== Given records ==
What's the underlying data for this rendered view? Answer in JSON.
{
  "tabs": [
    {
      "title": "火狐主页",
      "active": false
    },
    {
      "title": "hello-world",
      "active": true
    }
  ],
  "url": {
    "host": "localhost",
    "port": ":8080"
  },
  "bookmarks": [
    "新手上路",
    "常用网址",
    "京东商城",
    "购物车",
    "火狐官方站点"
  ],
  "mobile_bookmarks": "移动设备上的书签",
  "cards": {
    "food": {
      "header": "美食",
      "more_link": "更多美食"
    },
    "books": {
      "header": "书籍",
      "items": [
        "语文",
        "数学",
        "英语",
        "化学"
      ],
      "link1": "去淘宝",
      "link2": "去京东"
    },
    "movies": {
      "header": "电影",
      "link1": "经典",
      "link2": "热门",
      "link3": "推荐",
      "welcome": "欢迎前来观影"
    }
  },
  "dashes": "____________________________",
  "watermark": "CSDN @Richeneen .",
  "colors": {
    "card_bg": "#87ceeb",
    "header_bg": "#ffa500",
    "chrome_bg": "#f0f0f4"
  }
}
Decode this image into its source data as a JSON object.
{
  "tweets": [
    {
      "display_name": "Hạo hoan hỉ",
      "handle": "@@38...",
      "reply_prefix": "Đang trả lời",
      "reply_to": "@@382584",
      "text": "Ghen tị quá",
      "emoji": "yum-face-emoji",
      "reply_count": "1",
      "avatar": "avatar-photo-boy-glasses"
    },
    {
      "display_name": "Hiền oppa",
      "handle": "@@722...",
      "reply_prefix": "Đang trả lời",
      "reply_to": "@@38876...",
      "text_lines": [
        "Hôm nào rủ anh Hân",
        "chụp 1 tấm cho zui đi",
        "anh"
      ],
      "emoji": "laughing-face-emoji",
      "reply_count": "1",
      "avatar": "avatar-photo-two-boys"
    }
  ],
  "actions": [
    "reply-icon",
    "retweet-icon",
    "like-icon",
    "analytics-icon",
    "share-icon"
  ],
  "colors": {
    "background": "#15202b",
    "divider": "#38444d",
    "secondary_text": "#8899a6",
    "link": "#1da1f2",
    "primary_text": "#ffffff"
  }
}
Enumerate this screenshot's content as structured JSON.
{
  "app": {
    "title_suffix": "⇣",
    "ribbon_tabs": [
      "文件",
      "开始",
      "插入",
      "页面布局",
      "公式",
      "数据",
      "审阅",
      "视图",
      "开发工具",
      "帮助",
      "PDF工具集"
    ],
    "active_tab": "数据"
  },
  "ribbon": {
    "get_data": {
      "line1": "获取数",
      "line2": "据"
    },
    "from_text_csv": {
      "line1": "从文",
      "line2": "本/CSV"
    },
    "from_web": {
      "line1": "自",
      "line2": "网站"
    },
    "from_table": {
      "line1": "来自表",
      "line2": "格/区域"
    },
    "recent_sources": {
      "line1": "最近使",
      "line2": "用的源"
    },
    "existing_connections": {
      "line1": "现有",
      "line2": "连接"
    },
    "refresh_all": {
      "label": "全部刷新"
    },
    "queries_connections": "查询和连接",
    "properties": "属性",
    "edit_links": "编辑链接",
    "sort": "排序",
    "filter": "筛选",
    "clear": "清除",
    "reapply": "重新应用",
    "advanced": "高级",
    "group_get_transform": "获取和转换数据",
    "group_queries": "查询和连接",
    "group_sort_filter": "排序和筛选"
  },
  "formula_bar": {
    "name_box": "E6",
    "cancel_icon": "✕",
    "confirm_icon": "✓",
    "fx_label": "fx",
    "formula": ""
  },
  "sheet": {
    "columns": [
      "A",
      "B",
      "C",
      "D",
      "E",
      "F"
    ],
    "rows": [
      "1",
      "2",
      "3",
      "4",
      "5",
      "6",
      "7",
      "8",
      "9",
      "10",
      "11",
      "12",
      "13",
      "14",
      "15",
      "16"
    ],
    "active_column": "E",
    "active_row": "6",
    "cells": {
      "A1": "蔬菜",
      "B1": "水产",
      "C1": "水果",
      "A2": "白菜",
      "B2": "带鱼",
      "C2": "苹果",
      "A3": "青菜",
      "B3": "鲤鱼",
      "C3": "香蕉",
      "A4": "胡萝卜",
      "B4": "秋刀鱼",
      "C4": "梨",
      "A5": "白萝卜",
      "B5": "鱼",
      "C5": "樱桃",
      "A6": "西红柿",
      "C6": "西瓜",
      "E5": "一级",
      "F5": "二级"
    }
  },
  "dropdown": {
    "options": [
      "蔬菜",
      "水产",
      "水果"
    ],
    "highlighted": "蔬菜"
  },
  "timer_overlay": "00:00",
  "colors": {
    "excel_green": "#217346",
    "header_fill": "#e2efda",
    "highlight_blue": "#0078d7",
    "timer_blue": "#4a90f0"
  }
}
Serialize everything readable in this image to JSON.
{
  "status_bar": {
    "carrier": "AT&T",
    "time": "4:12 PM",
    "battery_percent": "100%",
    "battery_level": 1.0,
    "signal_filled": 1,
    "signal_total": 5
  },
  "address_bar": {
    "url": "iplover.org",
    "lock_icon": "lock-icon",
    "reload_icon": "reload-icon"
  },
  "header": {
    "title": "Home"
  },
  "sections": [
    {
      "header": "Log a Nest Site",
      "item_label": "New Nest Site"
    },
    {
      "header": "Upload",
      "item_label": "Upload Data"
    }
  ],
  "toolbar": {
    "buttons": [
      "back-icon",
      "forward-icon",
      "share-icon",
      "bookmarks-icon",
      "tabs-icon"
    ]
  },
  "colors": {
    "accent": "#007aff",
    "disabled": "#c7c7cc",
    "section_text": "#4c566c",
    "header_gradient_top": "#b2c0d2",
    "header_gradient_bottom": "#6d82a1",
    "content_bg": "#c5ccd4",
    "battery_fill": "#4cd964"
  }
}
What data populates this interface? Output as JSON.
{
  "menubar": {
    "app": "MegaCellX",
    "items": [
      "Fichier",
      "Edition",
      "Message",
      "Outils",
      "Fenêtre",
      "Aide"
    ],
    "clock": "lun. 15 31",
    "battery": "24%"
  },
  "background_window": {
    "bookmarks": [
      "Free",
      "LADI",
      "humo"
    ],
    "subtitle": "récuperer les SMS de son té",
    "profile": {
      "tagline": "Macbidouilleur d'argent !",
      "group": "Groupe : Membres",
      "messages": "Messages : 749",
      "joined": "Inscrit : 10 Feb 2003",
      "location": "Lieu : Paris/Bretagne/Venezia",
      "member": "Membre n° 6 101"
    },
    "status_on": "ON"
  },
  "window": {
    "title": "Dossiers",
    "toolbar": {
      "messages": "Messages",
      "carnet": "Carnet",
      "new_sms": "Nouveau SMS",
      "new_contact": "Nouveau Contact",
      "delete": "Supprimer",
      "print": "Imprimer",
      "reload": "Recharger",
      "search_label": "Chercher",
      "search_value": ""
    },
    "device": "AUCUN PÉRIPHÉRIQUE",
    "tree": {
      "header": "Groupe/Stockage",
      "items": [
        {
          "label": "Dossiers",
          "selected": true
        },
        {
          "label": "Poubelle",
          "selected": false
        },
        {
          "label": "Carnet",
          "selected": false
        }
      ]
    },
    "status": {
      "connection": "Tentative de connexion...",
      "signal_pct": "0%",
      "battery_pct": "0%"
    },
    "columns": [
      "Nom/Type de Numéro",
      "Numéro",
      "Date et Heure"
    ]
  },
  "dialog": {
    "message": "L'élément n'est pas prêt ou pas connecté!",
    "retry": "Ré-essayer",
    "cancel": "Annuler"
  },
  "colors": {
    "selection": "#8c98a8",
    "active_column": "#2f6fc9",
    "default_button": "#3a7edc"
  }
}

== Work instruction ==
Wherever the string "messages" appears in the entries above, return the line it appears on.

== Exercise result ==
      "messages": "Messages : 749",
      "messages": "Messages",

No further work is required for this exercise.